Monday, September 14, 1998 - 9:30am - 10:30am
Keller 3-180
Hans Meinhardt (Max-Planck-Institut für Entwicklungsbiologie (Developmental Biology))
The development of a higher organism is controlled by a complex network of biochemical reactions. We have developed models for different developmental situations. Many of these models have found meanwhile direct support by molecular-genetic experiments. By ON-LINE computer simulations it will be shown that the models describe many regulatory phenomena as they have been experimentally observed. The following processes are proposed to play a key role: (i) Primary pattern formation is accomplished by autocatalysis and long range inhibition. Graded, periodic or stripe-like distributions can be generated. (ii) Cells obtain a stable state of differentiation by direct or indirect autoregulation of genes accompanied by a mutual competition among alternative genes. In this way, only one of several alternative genes can remain active within a particular cell. The robustness of development is proposed to result from the self-regulating generation of pattern (i) combined with the self-regulating response of the cells toward these signals. (iii) By mutual long range stabilization of cell states, a controlled neighbourhood of structures can be achieved.
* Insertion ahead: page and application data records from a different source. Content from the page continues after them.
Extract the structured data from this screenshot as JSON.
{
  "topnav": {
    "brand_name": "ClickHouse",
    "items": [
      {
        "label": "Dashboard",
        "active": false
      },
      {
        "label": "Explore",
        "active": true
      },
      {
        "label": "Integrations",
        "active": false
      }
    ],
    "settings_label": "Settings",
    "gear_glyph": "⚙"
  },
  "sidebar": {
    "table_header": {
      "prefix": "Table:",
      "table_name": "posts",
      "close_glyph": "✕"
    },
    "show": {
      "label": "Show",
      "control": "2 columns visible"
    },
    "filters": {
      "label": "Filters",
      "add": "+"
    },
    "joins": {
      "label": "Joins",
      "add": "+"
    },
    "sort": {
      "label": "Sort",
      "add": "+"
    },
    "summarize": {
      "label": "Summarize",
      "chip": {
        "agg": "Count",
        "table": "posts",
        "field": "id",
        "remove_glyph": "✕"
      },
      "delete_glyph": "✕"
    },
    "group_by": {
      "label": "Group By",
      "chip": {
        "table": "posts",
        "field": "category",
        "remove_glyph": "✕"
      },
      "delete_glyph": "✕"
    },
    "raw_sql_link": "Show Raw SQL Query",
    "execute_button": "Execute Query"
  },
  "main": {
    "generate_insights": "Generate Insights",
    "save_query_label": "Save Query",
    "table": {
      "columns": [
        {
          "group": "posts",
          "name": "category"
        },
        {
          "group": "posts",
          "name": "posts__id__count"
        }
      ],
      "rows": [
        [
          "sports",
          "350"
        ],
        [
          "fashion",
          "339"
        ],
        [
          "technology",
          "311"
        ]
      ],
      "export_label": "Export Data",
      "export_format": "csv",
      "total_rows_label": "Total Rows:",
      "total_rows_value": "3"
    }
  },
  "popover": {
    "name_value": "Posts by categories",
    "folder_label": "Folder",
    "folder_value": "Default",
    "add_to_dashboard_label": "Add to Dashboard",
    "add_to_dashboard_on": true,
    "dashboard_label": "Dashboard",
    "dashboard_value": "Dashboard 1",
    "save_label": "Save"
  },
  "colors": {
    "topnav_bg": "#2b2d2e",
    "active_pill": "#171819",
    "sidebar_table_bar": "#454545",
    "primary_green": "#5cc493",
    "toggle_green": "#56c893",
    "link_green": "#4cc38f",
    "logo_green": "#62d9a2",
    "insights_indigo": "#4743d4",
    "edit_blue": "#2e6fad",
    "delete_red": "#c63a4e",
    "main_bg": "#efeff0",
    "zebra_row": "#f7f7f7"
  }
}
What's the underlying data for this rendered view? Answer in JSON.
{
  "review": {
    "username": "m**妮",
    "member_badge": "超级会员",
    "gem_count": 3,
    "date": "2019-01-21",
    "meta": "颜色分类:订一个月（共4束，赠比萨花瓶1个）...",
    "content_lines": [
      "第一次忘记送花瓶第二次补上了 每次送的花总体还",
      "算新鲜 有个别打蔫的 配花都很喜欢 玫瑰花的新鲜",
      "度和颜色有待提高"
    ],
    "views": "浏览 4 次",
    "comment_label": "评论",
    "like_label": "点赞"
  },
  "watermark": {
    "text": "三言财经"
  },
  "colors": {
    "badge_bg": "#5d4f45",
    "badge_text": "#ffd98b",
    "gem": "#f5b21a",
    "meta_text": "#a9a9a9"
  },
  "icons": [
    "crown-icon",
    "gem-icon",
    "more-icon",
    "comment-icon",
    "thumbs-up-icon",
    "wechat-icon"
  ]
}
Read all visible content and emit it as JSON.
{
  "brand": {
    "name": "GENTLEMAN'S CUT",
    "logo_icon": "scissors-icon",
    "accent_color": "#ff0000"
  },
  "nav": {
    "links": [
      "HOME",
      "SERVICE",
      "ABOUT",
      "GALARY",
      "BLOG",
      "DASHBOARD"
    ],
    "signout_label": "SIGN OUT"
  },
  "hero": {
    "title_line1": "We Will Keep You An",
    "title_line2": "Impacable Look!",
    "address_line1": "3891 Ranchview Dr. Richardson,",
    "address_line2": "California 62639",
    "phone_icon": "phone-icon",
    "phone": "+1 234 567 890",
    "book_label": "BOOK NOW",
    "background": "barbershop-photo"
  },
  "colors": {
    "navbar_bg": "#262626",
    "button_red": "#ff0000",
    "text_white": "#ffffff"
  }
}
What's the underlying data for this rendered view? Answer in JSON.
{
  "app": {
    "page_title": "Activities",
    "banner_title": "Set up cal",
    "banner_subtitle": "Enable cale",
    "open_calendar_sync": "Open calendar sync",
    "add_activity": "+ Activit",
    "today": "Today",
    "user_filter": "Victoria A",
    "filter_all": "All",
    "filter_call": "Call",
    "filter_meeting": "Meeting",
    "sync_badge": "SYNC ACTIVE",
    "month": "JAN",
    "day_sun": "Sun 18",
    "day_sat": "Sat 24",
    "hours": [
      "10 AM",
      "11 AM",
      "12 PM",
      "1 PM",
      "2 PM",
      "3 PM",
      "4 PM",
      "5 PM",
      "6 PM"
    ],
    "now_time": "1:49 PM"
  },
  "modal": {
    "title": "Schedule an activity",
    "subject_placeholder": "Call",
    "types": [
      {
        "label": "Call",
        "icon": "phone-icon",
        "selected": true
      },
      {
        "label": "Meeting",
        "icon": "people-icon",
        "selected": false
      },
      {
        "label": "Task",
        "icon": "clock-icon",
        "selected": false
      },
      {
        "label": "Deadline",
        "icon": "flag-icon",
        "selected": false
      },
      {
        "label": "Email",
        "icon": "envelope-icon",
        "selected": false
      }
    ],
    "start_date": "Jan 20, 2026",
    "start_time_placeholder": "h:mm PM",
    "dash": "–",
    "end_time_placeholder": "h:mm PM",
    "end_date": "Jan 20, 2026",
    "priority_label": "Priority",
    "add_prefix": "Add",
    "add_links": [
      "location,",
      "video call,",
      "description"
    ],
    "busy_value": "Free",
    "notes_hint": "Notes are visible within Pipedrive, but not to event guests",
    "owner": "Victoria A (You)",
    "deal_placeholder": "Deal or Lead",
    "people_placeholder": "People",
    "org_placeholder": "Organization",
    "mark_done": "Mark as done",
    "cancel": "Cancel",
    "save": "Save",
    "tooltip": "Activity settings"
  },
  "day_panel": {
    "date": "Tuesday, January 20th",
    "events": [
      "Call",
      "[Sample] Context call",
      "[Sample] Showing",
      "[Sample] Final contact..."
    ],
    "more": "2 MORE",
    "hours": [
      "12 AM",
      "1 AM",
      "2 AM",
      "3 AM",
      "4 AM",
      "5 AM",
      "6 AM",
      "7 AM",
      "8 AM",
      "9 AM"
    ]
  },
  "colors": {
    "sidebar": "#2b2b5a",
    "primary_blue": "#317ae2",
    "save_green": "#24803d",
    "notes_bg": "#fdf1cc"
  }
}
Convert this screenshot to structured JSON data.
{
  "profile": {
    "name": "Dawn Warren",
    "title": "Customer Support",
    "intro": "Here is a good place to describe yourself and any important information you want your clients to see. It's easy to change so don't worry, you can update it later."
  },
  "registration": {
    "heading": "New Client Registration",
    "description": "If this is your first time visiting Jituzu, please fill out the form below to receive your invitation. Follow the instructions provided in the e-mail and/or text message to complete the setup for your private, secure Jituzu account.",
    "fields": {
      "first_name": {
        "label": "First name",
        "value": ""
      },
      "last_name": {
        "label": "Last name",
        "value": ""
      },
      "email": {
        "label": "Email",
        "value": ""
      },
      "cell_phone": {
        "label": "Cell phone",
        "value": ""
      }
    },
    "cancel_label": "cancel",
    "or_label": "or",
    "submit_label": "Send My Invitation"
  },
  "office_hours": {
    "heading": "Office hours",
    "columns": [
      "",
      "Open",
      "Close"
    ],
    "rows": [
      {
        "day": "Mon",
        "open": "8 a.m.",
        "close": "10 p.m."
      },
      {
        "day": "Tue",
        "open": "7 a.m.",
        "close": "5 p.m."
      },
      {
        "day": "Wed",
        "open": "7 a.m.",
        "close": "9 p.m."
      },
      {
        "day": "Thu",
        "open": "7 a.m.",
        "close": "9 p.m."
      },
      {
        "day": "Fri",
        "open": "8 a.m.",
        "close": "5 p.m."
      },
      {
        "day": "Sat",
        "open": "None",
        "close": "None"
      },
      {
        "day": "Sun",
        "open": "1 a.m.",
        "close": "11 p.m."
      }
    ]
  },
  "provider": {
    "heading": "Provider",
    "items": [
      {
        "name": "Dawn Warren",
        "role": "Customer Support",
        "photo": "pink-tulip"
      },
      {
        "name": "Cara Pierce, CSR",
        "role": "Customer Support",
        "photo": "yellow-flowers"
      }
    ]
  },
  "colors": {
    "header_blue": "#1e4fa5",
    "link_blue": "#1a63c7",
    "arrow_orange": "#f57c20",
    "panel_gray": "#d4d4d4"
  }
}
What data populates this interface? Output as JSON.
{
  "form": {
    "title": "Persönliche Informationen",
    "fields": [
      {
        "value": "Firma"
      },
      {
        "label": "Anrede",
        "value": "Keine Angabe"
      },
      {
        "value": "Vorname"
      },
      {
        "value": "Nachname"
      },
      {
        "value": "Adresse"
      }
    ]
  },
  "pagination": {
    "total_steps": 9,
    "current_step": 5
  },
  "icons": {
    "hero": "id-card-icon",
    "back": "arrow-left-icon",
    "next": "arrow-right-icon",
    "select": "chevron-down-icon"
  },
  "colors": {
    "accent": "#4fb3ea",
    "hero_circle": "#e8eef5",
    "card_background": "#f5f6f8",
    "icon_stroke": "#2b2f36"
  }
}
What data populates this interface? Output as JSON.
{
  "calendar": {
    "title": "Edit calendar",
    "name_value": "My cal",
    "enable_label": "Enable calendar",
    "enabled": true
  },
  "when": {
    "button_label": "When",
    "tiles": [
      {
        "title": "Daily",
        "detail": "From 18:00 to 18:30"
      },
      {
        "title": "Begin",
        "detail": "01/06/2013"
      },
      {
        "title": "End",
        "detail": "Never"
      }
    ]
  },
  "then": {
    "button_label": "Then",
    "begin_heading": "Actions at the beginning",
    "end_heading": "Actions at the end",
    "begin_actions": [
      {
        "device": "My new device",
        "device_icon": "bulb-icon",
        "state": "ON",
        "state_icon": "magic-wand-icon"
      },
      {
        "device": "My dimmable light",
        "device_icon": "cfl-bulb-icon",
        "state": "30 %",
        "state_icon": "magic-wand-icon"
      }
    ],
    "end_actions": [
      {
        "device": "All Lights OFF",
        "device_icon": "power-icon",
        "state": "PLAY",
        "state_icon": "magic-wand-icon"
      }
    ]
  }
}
Insect segmentation is proposed to result by a cyclic mutual activation of such locally self-stabilizing cell states. (iv) Boundaries between regions generated by these mechanisms can obtain organizing properties for the finer subdivision of an organism. Substructures such as eyes, legs or wings are proposed to be initiated around the intersection of two borders. This mechanism accounts for the pair-wise initiation of these structures at the correct position and with the correct handedness. Pattern on the shells of tropical mollusks are especially instructive since they are generated by a one-dimensional pattern forming process and bear, in the second dimension, a complete historical record. Since they are free of functional constraints, nature could vary these patterns without endangering the species. These pattern show unusual behaviour, for instance, travelling waves that can penetrate each other without annihilation and waves that form spontaneously backwards running waves. By ON-LINE computer simulations it will be shown that the models account for these patterns in fine details.